(Goal of the exercise) Would you write out the data below exactly, with every line intact?

(Input records)
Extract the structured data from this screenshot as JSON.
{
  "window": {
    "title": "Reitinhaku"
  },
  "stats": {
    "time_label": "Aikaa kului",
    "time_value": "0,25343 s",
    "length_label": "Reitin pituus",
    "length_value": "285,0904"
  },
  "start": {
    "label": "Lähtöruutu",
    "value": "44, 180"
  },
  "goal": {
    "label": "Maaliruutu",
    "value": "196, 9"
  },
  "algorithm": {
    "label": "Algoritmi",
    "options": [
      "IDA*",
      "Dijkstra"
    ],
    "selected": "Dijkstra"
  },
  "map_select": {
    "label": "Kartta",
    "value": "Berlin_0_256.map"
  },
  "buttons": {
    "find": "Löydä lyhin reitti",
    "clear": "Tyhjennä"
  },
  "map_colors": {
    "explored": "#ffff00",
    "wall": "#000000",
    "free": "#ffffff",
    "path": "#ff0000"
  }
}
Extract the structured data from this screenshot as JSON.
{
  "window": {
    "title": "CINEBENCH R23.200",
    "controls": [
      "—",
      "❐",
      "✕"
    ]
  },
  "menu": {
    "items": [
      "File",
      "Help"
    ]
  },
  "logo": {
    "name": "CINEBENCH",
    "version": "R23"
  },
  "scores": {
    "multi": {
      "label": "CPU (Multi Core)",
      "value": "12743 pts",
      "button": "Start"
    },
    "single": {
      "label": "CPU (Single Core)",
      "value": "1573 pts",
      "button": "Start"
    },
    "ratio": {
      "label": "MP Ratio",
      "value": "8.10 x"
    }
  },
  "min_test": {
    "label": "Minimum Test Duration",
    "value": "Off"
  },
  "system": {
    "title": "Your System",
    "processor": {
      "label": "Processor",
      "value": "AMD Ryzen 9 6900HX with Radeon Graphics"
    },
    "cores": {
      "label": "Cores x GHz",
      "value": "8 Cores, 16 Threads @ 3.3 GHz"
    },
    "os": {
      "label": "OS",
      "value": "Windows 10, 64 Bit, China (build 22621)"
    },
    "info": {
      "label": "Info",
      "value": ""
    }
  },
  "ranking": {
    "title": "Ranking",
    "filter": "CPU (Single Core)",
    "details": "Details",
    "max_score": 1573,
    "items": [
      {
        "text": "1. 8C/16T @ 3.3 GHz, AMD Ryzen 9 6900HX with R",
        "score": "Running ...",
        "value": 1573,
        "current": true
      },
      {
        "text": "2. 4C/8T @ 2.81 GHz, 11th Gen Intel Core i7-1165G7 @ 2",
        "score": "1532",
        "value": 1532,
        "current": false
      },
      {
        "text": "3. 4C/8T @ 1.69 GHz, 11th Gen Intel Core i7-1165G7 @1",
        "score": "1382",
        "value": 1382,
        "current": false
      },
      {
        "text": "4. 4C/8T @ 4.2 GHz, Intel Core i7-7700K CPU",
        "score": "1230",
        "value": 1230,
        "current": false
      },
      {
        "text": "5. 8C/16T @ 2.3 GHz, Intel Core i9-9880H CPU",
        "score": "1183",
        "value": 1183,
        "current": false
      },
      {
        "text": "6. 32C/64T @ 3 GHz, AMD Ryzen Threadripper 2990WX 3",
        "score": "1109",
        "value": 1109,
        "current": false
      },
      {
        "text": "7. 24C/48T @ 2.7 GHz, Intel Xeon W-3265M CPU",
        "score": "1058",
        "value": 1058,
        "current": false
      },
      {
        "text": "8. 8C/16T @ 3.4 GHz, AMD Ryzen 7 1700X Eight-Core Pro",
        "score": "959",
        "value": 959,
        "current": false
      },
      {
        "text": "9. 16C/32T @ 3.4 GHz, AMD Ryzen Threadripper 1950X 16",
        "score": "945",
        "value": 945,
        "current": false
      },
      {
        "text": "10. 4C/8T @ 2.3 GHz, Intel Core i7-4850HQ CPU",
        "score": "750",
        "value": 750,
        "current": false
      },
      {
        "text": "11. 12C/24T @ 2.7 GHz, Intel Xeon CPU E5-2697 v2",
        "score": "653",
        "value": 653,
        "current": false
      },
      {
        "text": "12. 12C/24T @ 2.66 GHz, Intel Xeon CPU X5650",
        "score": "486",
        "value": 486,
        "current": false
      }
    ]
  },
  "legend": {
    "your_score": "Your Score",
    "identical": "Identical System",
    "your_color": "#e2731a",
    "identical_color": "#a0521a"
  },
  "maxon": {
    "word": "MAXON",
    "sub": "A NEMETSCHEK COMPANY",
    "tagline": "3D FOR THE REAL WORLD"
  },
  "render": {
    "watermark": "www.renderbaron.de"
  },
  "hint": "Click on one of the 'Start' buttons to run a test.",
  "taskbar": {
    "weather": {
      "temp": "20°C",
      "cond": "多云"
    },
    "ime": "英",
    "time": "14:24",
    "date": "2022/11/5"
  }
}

(Response to the task)
Extract the structured data from this screenshot as JSON.
{
  "window": {
    "title": "Reitinhaku"
  },
  "stats": {
    "time_label": "Aikaa kului",
    "time_value": "0,25343 s",
    "length_label": "Reitin pituus",
    "length_value": "285,0904"
  },
  "start": {
    "label": "Lähtöruutu",
    "value": "44, 180"
  },
  "goal": {
    "label": "Maaliruutu",
    "value": "196, 9"
  },
  "algorithm": {
    "label": "Algoritmi",
    "options": [
      "IDA*",
      "Dijkstra"
    ],
    "selected": "Dijkstra"
  },
  "map_select": {
    "label": "Kartta",
    "value": "Berlin_0_256.map"
  },
  "buttons": {
    "find": "Löydä lyhin reitti",
    "clear": "Tyhjennä"
  },
  "map_colors": {
    "explored": "#ffff00",
    "wall": "#000000",
    "free": "#ffffff",
    "path": "#ff0000"
  }
}
Extract the structured data from this screenshot as JSON.
{
  "window": {
    "title": "CINEBENCH R23.200",
    "controls": [
      "—",
      "❐",
      "✕"
    ]
  },
  "menu": {
    "items": [
      "File",
      "Help"
    ]
  },
  "logo": {
    "name": "CINEBENCH",
    "version": "R23"
  },
  "scores": {
    "multi": {
      "label": "CPU (Multi Core)",
      "value": "12743 pts",
      "button": "Start"
    },
    "single": {
      "label": "CPU (Single Core)",
      "value": "1573 pts",
      "button": "Start"
    },
    "ratio": {
      "label": "MP Ratio",
      "value": "8.10 x"
    }
  },
  "min_test": {
    "label": "Minimum Test Duration",
    "value": "Off"
  },
  "system": {
    "title": "Your System",
    "processor": {
      "label": "Processor",
      "value": "AMD Ryzen 9 6900HX with Radeon Graphics"
    },
    "cores": {
      "label": "Cores x GHz",
      "value": "8 Cores, 16 Threads @ 3.3 GHz"
    },
    "os": {
      "label": "OS",
      "value": "Windows 10, 64 Bit, China (build 22621)"
    },
    "info": {
      "label": "Info",
      "value": ""
    }
  },
  "ranking": {
    "title": "Ranking",
    "filter": "CPU (Single Core)",
    "details": "Details",
    "max_score": 1573,
    "items": [
      {
        "text": "1. 8C/16T @ 3.3 GHz, AMD Ryzen 9 6900HX with R",
        "score": "Running ...",
        "value": 1573,
        "current": true
      },
      {
        "text": "2. 4C/8T @ 2.81 GHz, 11th Gen Intel Core i7-1165G7 @ 2",
        "score": "1532",
        "value": 1532,
        "current": false
      },
      {
        "text": "3. 4C/8T @ 1.69 GHz, 11th Gen Intel Core i7-1165G7 @1",
        "score": "1382",
        "value": 1382,
        "current": false
      },
      {
        "text": "4. 4C/8T @ 4.2 GHz, Intel Core i7-7700K CPU",
        "score": "1230",
        "value": 1230,
        "current": false
      },
      {
        "text": "5. 8C/16T @ 2.3 GHz, Intel Core i9-9880H CPU",
        "score": "1183",
        "value": 1183,
        "current": false
      },
      {
        "text": "6. 32C/64T @ 3 GHz, AMD Ryzen Threadripper 2990WX 3",
        "score": "1109",
        "value": 1109,
        "current": false
      },
      {
        "text": "7. 24C/48T @ 2.7 GHz, Intel Xeon W-3265M CPU",
        "score": "1058",
        "value": 1058,
        "current": false
      },
      {
        "text": "8. 8C/16T @ 3.4 GHz, AMD Ryzen 7 1700X Eight-Core Pro",
        "score": "959",
        "value": 959,
        "current": false
      },
      {
        "text": "9. 16C/32T @ 3.4 GHz, AMD Ryzen Threadripper 1950X 16",
        "score": "945",
        "value": 945,
        "current": false
      },
      {
        "text": "10. 4C/8T @ 2.3 GHz, Intel Core i7-4850HQ CPU",
        "score": "750",
        "value": 750,
        "current": false
      },
      {
        "text": "11. 12C/24T @ 2.7 GHz, Intel Xeon CPU E5-2697 v2",
        "score": "653",
        "value": 653,
        "current": false
      },
      {
        "text": "12. 12C/24T @ 2.66 GHz, Intel Xeon CPU X5650",
        "score": "486",
        "value": 486,
        "current": false
      }
    ]
  },
  "legend": {
    "your_score": "Your Score",
    "identical": "Identical System",
    "your_color": "#e2731a",
    "identical_color": "#a0521a"
  },
  "maxon": {
    "word": "MAXON",
    "sub": "A NEMETSCHEK COMPANY",
    "tagline": "3D FOR THE REAL WORLD"
  },
  "render": {
    "watermark": "www.renderbaron.de"
  },
  "hint": "Click on one of the 'Start' buttons to run a test.",
  "taskbar": {
    "weather": {
      "temp": "20°C",
      "cond": "多云"
    },
    "ime": "英",
    "time": "14:24",
    "date": "2022/11/5"
  }
}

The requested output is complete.